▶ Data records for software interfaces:
┌──

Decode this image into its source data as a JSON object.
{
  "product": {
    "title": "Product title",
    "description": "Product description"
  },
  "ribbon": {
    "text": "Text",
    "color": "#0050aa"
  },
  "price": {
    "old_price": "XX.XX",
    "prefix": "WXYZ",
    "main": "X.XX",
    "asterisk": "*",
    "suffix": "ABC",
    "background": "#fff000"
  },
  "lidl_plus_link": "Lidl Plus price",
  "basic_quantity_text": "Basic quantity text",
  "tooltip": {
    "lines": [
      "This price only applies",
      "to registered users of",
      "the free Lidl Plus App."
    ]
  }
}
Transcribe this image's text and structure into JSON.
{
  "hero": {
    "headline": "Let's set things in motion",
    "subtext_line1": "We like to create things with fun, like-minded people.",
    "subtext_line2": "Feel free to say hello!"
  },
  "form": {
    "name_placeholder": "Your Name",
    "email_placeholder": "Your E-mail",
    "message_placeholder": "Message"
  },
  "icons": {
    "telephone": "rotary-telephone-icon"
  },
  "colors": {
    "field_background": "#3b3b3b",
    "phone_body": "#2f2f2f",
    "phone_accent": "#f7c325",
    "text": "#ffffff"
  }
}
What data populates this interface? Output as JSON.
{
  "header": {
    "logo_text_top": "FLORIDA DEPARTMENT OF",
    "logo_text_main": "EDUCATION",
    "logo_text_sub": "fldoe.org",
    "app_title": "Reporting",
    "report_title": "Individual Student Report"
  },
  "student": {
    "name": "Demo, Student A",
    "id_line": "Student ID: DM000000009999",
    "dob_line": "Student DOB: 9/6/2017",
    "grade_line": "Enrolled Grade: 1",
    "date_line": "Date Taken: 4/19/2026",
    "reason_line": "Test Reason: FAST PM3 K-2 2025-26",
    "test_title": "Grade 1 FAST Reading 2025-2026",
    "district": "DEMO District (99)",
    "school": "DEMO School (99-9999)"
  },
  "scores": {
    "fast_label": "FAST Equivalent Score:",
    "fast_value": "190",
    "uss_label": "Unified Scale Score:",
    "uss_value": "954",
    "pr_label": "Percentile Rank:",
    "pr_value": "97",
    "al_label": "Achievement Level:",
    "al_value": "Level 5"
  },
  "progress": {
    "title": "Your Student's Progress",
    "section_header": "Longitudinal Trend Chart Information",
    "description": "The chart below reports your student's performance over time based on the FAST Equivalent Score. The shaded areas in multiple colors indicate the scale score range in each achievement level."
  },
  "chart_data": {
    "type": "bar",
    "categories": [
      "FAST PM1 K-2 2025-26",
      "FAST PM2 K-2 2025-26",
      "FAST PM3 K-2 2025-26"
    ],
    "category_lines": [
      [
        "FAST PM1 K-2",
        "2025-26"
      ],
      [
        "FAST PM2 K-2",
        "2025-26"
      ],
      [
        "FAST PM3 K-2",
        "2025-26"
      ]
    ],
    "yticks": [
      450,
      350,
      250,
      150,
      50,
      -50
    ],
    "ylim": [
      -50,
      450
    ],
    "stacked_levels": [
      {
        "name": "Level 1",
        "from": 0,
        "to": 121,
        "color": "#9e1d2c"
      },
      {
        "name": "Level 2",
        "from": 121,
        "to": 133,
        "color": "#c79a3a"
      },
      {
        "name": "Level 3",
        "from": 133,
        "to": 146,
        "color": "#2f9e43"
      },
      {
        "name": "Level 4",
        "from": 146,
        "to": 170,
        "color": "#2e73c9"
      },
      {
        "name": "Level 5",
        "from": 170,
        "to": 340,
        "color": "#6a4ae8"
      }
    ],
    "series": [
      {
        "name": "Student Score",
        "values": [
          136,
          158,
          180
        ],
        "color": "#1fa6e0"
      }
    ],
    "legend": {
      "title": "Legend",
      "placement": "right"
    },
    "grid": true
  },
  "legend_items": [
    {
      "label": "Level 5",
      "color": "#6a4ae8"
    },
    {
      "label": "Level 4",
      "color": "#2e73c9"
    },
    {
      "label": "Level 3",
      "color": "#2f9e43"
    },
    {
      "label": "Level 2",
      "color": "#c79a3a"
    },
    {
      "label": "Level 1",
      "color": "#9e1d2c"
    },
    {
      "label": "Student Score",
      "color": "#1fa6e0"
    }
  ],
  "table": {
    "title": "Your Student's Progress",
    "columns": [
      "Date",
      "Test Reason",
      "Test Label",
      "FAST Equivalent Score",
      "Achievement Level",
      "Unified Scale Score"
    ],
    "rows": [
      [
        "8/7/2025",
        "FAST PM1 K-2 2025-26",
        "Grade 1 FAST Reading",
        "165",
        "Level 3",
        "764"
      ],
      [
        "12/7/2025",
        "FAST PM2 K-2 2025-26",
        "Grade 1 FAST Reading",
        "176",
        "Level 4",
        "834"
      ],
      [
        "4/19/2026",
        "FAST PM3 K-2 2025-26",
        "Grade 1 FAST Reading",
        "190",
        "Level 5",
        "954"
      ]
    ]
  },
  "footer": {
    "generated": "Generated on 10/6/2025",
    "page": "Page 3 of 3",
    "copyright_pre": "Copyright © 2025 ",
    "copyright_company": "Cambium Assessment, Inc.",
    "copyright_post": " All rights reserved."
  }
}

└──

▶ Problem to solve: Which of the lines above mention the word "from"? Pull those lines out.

▶ Result:
        "from": 0,
        "from": 121,
        "from": 133,
        "from": 146,
        "from": 170,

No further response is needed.